Like cities all across the country today, Spring Hill has seen shortages of common groceries amidst coronavirus-inspired panic purchases, with bread being no exception.
Also like many other cities, Spring Hill has seen a surge in demand at food pantries, in no small part due to school districts shutting down, with Williamson and Maury County schools closing until April 24 at the recommendation of Gov. Bill Lee.
Kristina Sheets, a senior at Summit High School and passionate baker, saw an opportunity to use her unique set of skills to help the best way she knew how: by baking and selling bread, and then donating the profits to The Well Outreach food pantry.
Sheets’ mother, Ivonne Sheets, learned of her daughter’s ambitions while on a short trip out of the country, and decided to try and spread the word of her daughter’s new business on social media.
“So because I'm not at home, she's been doing the grocery shopping for her and sister, [and] she noticed that there was no bread for many days, so she decided to try to bake her own bread,” Ivonne Sheets said.
“When she did, they came out really nice, and she gave some away to some of her friends, and everybody said that they were really good.”
Kristina Sheets is currently baking loaves of homemade White, Pumpkin, gluten-free, dairy-free and vegan bread, all selling at $5-$8 a loaf to anyone looking to support The Well, or just looking to finally get their hands on some bread.
Her new fundraising model is not her first interaction with The Well either, as Kristina Sheets had also used money from a new baking job to purchase and donate food to the nonprofit.
“She's been baking a lot for the past two years, and about a month and a half ago, she got a job at a new cookie store in Franklin,” Ivonne Sheets said. “So she's been working there and baking at home all the time.”
Spring Hill residents interested in purchasing bread are asked to contact Ivonne Sheets via text at (615) 579-4714. Those interested in supporting The Well can click here to arrange a food donation, or click here to make a monetary donation.
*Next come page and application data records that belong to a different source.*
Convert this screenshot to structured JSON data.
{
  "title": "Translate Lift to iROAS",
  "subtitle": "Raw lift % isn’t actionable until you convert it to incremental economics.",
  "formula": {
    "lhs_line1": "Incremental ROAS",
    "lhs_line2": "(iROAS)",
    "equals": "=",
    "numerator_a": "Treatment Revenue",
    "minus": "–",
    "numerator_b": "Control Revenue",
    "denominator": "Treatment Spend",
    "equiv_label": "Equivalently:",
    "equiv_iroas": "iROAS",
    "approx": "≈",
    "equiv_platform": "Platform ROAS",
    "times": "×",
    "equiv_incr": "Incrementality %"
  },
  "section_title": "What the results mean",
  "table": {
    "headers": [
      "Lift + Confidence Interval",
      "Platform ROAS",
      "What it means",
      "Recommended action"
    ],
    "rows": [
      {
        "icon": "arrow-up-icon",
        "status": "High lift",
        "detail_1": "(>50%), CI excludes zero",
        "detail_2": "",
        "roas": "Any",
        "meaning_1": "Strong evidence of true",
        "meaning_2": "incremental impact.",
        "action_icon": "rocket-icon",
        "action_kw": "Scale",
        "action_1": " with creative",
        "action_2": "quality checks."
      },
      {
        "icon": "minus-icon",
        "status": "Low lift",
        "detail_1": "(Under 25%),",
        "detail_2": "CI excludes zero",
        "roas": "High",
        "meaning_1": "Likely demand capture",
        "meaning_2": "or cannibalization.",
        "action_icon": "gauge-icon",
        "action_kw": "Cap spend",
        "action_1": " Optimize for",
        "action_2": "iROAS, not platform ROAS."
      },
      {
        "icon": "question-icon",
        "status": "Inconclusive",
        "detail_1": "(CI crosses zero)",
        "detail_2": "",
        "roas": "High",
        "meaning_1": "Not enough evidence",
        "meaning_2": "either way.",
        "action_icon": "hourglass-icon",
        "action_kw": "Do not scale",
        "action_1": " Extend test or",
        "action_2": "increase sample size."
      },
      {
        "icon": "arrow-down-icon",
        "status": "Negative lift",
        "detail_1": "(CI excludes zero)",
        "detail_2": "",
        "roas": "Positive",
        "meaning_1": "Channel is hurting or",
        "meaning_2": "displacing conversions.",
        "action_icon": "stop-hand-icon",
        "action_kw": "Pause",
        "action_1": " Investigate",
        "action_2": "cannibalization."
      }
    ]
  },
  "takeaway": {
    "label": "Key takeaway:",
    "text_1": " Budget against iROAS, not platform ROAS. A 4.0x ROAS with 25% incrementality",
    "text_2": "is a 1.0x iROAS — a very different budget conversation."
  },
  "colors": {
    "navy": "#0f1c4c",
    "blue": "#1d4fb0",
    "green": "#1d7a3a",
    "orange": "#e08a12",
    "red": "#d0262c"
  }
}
“At first I thought that she just wanted to sell bread to try to help people because there was no bread around,” Ivonne Sheets said. “Then she told me that she wanted to sell the bread basically at cost plus a little bit extra so she could donate the [money], and I thought that was a wonderful idea.”